A Ugandan woman is speaking out after she claims she was turned away from a hotel in Guangzhou, China, accusing several hotels in the city of “blacklisting” guests from Kenya, Uganda and Nigeria.
Juliet Hatanga, a senior magistrate from Uganda, told the BBC at first, the hotel didn’t give a reason for turning her away but said she simply couldn’t stay there.
“…They opened the door for me, I told them my name and they confirmed I had a room,” Hatanga recalled. “Then they asked for my passport; when I gave them my passport they told me ‘sorry, we cannot host you.'”
When she asked why Hatanaga said she was told the hotel had orders from police not to allow guests from Uganda.
“You’re no longer wanted,” she said hotel workers told her.
Hatanga was left looking for another place to stay.
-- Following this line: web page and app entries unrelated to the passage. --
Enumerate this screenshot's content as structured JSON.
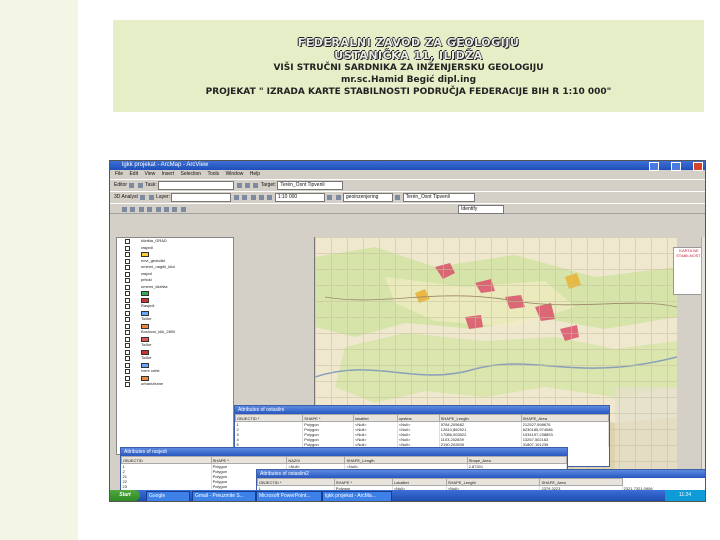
{
  "slide": {
    "title_line1": "FEDERALNI ZAVOD ZA GEOLOGIJU",
    "title_line2": "USTANIČKA 11, ILIDŽA",
    "subtitle_line1": "VIŠI STRUČNI SARDNIKA ZA INŽENJERSKU GEOLOGIJU",
    "subtitle_line2": "mr.sc.Hamid Begić dipl.ing",
    "subtitle_line3": "PROJEKAT \" IZRADA KARTE STABILNOSTI PODRUČJA FEDERACIJE BIH R 1:10 000\""
  },
  "app": {
    "window_title": "lgkk projekat - ArcMap - ArcView",
    "menu": [
      "File",
      "Edit",
      "View",
      "Insert",
      "Selection",
      "Tools",
      "Window",
      "Help"
    ],
    "toolbar_editor": "Editor",
    "toolbar_task": "Task:",
    "toolbar_target": "Target:",
    "toolbar_target_value": "Terén_Osnt Tipvenli",
    "toolbar_analyst": "3D Analyst",
    "toolbar_layer": "Layer:",
    "toolbar_layer_value": "geoinzenjering",
    "scale_value": "1:10 000",
    "tool_dropdown": "Identify"
  },
  "toc": {
    "items": [
      "klizišta_GRAD",
      "rasjedi",
      "",
      "novi_geološki",
      "umerni_nagibi_klizi",
      "rasjed",
      "pritoki",
      "umerni_klizišta",
      "",
      "",
      "Rasjedi",
      "",
      "Točke",
      "",
      "Boslovni_klik_2800",
      "",
      "Točke",
      "",
      "Točke",
      "",
      "Ivere cefst",
      "",
      "urbanizirane"
    ]
  },
  "map": {
    "right_panel_text": "KARTA NE STABILNOSTI"
  },
  "attr1": {
    "title": "Attributes of ostaslini",
    "columns": [
      "OBJECTID *",
      "SHAPE *",
      "lokalitet",
      "opstina",
      "SHAPE_Length",
      "SHAPE_Area"
    ],
    "rows": [
      [
        "1",
        "Polygon",
        "<Null>",
        "<Null>",
        "5784,205682",
        "212527,598676"
      ],
      [
        "2",
        "Polygon",
        "<Null>",
        "<Null>",
        "12810,862921",
        "6230185,974086"
      ],
      [
        "3",
        "Polygon",
        "<Null>",
        "<Null>",
        "17086,003522",
        "1034197,238893"
      ],
      [
        "4",
        "Polygon",
        "<Null>",
        "<Null>",
        "1103,202839",
        "13267,502163"
      ],
      [
        "5",
        "Polygon",
        "<Null>",
        "<Null>",
        "2190,202839",
        "31807,101239"
      ]
    ]
  },
  "attr2": {
    "title": "Attributes of rasjedi",
    "columns": [
      "OBJECTID",
      "SHAPE *",
      "NAZIV",
      "SHAPE_Length",
      "Shape_Area"
    ],
    "rows": [
      [
        "1",
        "Polygon",
        "<Null>",
        "<Null>",
        "2.87301"
      ],
      [
        "2",
        "Polygon",
        "<Null>",
        "<Null>",
        "4.0621"
      ],
      [
        "21",
        "Polygon",
        "<Null>",
        "<Null>",
        "22104"
      ],
      [
        "22",
        "Polygon",
        "<Null>",
        "<Null>",
        "19812"
      ],
      [
        "23",
        "Polygon",
        "<Null>",
        "<Null>",
        "8120"
      ]
    ]
  },
  "attr3": {
    "title": "Attributes of ostaslini2",
    "columns": [
      "OBJECTID *",
      "SHAPE *",
      "Lokalitet",
      "SHAPE_Length",
      "SHAPE_Area"
    ],
    "rows": [
      [
        "1",
        "Polygon",
        "<Null>",
        "<Null>",
        "2379,3223",
        "2321,7321.0906"
      ],
      [
        "2",
        "Polygon",
        "<Null>",
        "<Null>",
        "",
        ""
      ]
    ]
  },
  "taskbar": {
    "start": "Start",
    "buttons": [
      "Gmail - Preuzmite S...",
      "Microsoft PowerPoint...",
      "lgkk projekat - ArcMa...",
      "Google"
    ],
    "clock": "11:24"
  }
}
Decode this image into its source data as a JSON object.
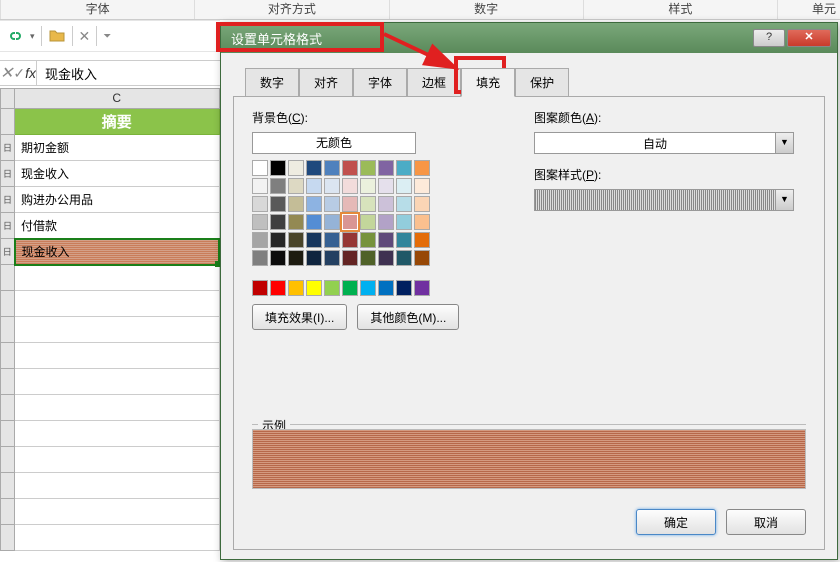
{
  "ribbon": {
    "labels": [
      "字体",
      "对齐方式",
      "数字",
      "样式",
      "单元"
    ]
  },
  "formula": {
    "value": "现金收入",
    "fx": "fx"
  },
  "sheet": {
    "col": "C",
    "header": "摘要",
    "rows": [
      "期初金额",
      "现金收入",
      "购进办公用品",
      "付借款",
      "现金收入",
      "",
      "",
      "",
      "",
      "",
      "",
      "",
      "",
      "",
      "",
      "",
      ""
    ],
    "selected_index": 4
  },
  "dialog": {
    "title": "设置单元格格式",
    "tabs": [
      "数字",
      "对齐",
      "字体",
      "边框",
      "填充",
      "保护"
    ],
    "active_tab": 4,
    "bg_label_pre": "背景色(",
    "bg_label_u": "C",
    "bg_label_post": "):",
    "no_color": "无颜色",
    "fill_effects": "填充效果(I)...",
    "other_colors": "其他颜色(M)...",
    "pattern_color_pre": "图案颜色(",
    "pattern_color_u": "A",
    "pattern_color_post": "):",
    "auto": "自动",
    "pattern_style_pre": "图案样式(",
    "pattern_style_u": "P",
    "pattern_style_post": "):",
    "example": "示例",
    "ok": "确定",
    "cancel": "取消"
  },
  "palette_theme": [
    [
      "#ffffff",
      "#000000",
      "#eeece1",
      "#1f497d",
      "#4f81bd",
      "#c0504d",
      "#9bbb59",
      "#8064a2",
      "#4bacc6",
      "#f79646"
    ],
    [
      "#f2f2f2",
      "#7f7f7f",
      "#ddd9c3",
      "#c6d9f0",
      "#dbe5f1",
      "#f2dcdb",
      "#ebf1dd",
      "#e5e0ec",
      "#dbeef3",
      "#fdeada"
    ],
    [
      "#d8d8d8",
      "#595959",
      "#c4bd97",
      "#8db3e2",
      "#b8cce4",
      "#e5b9b7",
      "#d7e3bc",
      "#ccc1d9",
      "#b7dde8",
      "#fbd5b5"
    ],
    [
      "#bfbfbf",
      "#3f3f3f",
      "#938953",
      "#548dd4",
      "#95b3d7",
      "#d99694",
      "#c3d69b",
      "#b2a2c7",
      "#92cddc",
      "#fac08f"
    ],
    [
      "#a5a5a5",
      "#262626",
      "#494429",
      "#17365d",
      "#366092",
      "#953734",
      "#76923c",
      "#5f497a",
      "#31859b",
      "#e36c09"
    ],
    [
      "#7f7f7f",
      "#0c0c0c",
      "#1d1b10",
      "#0f243e",
      "#244061",
      "#632423",
      "#4f6128",
      "#3f3151",
      "#205867",
      "#974806"
    ]
  ],
  "palette_std": [
    "#c00000",
    "#ff0000",
    "#ffc000",
    "#ffff00",
    "#92d050",
    "#00b050",
    "#00b0f0",
    "#0070c0",
    "#002060",
    "#7030a0"
  ],
  "selected_swatch": {
    "row": 3,
    "col": 5
  }
}
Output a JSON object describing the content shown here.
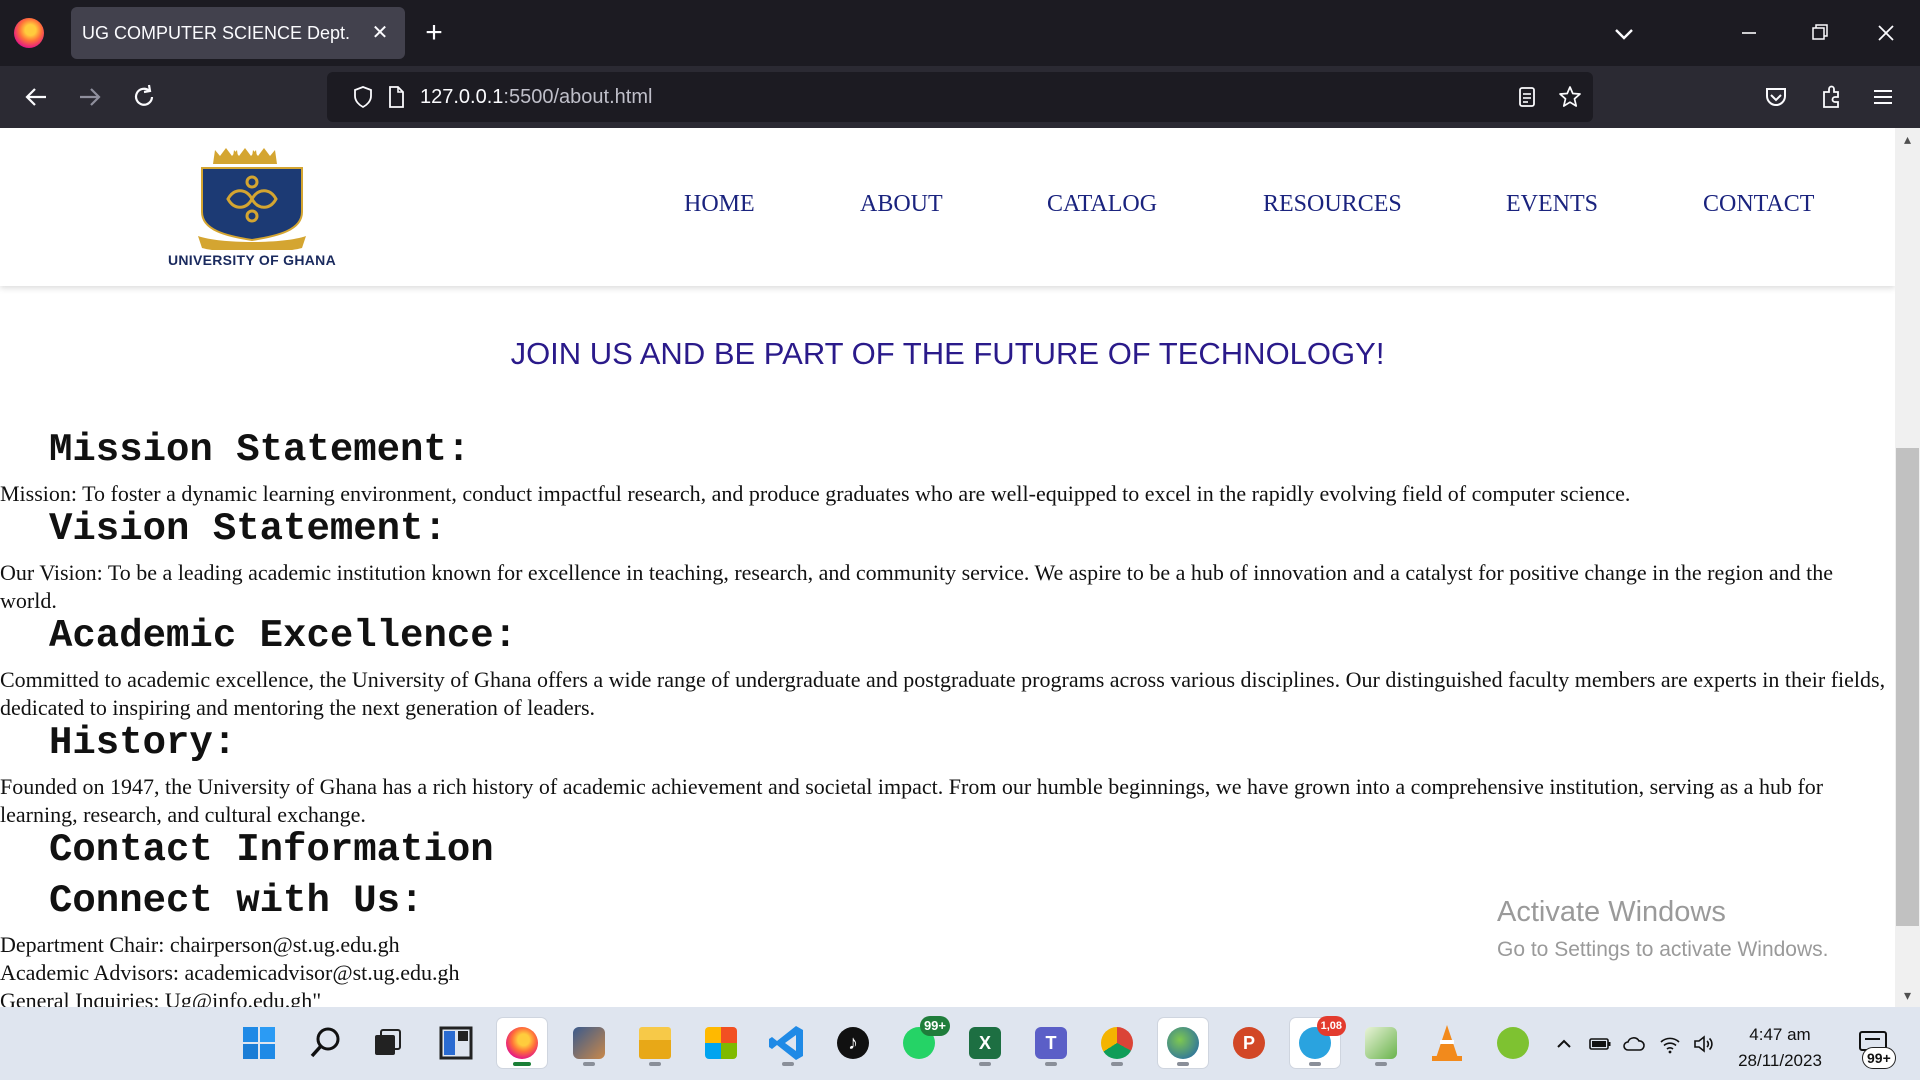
{
  "browser": {
    "tab_title": "UG COMPUTER SCIENCE Dept.",
    "url_host": "127.0.0.1",
    "url_path": ":5500/about.html"
  },
  "site": {
    "logo_text": "UNIVERSITY OF GHANA",
    "nav": [
      "HOME",
      "ABOUT",
      "CATALOG",
      "RESOURCES",
      "EVENTS",
      "CONTACT"
    ],
    "tagline": "JOIN US AND BE PART OF THE FUTURE OF TECHNOLOGY!",
    "sections": {
      "mission_heading": "Mission Statement:",
      "mission_text": "Mission: To foster a dynamic learning environment, conduct impactful research, and produce graduates who are well-equipped to excel in the rapidly evolving field of computer science.",
      "vision_heading": "Vision Statement:",
      "vision_text": "Our Vision: To be a leading academic institution known for excellence in teaching, research, and community service. We aspire to be a hub of innovation and a catalyst for positive change in the region and the world.",
      "academic_heading": "Academic Excellence:",
      "academic_text": "Committed to academic excellence, the University of Ghana offers a wide range of undergraduate and postgraduate programs across various disciplines. Our distinguished faculty members are experts in their fields, dedicated to inspiring and mentoring the next generation of leaders.",
      "history_heading": "History:",
      "history_text": "Founded on 1947, the University of Ghana has a rich history of academic achievement and societal impact. From our humble beginnings, we have grown into a comprehensive institution, serving as a hub for learning, research, and cultural exchange.",
      "contact_heading": "Contact Information",
      "connect_heading": "Connect with Us:",
      "contact_lines": [
        "Department Chair: chairperson@st.ug.edu.gh",
        "Academic Advisors: academicadvisor@st.ug.edu.gh",
        "General Inquiries: Ug@info.edu.gh\""
      ]
    }
  },
  "watermark": {
    "line1": "Activate Windows",
    "line2": "Go to Settings to activate Windows."
  },
  "taskbar": {
    "time": "4:47 am",
    "date": "28/11/2023",
    "whatsapp_badge": "99+",
    "telegram_badge": "1,08",
    "notification_badge": "99+"
  },
  "colors": {
    "nav_text": "#1a237e",
    "tagline": "#2a1a8a",
    "chrome_bg": "#1c1b22",
    "toolbar_bg": "#2b2a33",
    "taskbar_bg": "#dfe5ef"
  }
}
All the hotels within a 30-mile radius weren’t allowing Ugandans either, however. Apparently, someone had committed a crime at one of the local hotels and the suspect was believed to be either Ugandan, Kenyan or Nigerian, she explained. Thus, all those nationalities were barred from lodging at Guangzhou hotels.
One of the hotels reportedly put up a notice declaring “Black/African guests are not welcome,” according to the U.S. consulate.
“Just because one Black person was suspected to come from one of those countries, all of us were condemned,” Hatanga said. ” … So basically everyone was being thrown out.”
The magistrate said the entire ordeal left her feeling “horrible,” and condemned the racist policy.
“I think it’s unfair especially when [Uganda] has been so welcoming to the Chinese government,” she told the BBC. “Our president has been giving them tax exemptions — they’re very welcomed, they’re made comfortable. They’ve been given land!”
“This kind of racial profiling didn’t go well with me,” Hatanga added. “I felt that as a state of Uganda, we were insulted.”
The magistrate said she has no plans of visiting China ever again.